Five thousand credit unions handle a significant amount of consumer credit. According to the latest metrics, the total consumer credit owned by credit unions is $525.3 billion as of September 2021. This is more than double the level reported in September 2010, when the metric hit $224.9 billion.
Auto loans play the most significant role in the credit union’s consumer credit portfolio for a good reason. As member-owned institutions, credit unions are more risk-averse than banks. With this in mind, many consumer loans are secured. For the same period reported above, auto loans were $393.9 billion in September 2021 or 75% of the credit union’s receivables. In September 2011, auto loans were $165.9 billion, or 74.7%, roughly flat.
Total credit card volume at credit unions was $61.5 billion in September 2021, up from $35.3 billion in September 2010, up 74.4%. Credit unions rebounded faster than financial institutions after COVID. In 2019, financial institutions carried $984 billion in credit card receivables but fell to $874 billion in September 2021, or down 11%. Credit unions slipped only 7% during the same period, moving from $66.5 billion to $61.5 billion. This trend suggests better customer loyalty and on-par card benefits for credit union credit cards.
CNBC mentioned that anticipated softening in auto sales might signal an important lending shift:
The sales pace in the U.S. market has fallen every month since reaching a peak of 18.3 million in April. It’s expected to be 12.1 million to 12.2 million in September.
Cox analysts predict vehicle supply will improve mildly in the fourth quarter and continue to improve throughout 2022, but won’t return to “normal” until 2023 – if ever.
Now is an excellent time to look at credit cards as a growth opportunity. Recent numbers indicate that credit unions have a rate advantage over financial institutions.
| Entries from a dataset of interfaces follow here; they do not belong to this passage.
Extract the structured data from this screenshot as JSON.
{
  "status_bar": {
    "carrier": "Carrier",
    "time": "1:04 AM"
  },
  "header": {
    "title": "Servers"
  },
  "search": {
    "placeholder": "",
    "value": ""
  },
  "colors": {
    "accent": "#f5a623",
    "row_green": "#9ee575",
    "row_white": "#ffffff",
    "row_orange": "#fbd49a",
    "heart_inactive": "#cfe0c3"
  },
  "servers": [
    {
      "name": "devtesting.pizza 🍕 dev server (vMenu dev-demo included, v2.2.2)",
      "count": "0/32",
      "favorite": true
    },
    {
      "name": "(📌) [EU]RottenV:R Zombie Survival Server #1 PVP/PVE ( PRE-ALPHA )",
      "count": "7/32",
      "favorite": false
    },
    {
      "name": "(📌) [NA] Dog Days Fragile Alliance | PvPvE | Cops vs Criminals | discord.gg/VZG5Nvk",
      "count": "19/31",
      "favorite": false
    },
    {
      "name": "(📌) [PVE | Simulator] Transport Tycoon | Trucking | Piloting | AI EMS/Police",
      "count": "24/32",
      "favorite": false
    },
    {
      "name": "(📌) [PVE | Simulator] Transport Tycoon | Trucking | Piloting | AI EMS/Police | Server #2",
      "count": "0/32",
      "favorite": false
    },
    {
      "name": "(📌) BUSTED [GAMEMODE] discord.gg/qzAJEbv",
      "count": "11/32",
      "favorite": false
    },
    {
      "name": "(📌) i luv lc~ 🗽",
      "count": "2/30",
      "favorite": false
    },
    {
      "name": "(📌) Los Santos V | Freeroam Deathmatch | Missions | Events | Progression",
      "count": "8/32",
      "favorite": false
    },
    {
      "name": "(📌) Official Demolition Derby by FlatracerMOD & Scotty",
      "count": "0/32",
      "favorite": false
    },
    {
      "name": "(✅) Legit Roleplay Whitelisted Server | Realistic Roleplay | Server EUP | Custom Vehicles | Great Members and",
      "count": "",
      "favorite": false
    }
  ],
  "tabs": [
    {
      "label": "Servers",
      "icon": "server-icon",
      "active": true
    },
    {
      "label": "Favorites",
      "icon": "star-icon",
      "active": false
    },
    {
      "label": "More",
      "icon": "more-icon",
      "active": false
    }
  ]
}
In September 2021, the average interest rate charged by banks was 12.28%. Credit union interest rates were more than 1% better, at 11.27%.
With tighter regulatory controls under CECL and a trend to retain cardholders running better than banks, incremental growth for credit cards at credit unions might pose a substantial opportunity in 2022.
Overview by Brian Riley, Director, Credit Advisory Service at Mercator Advisory Group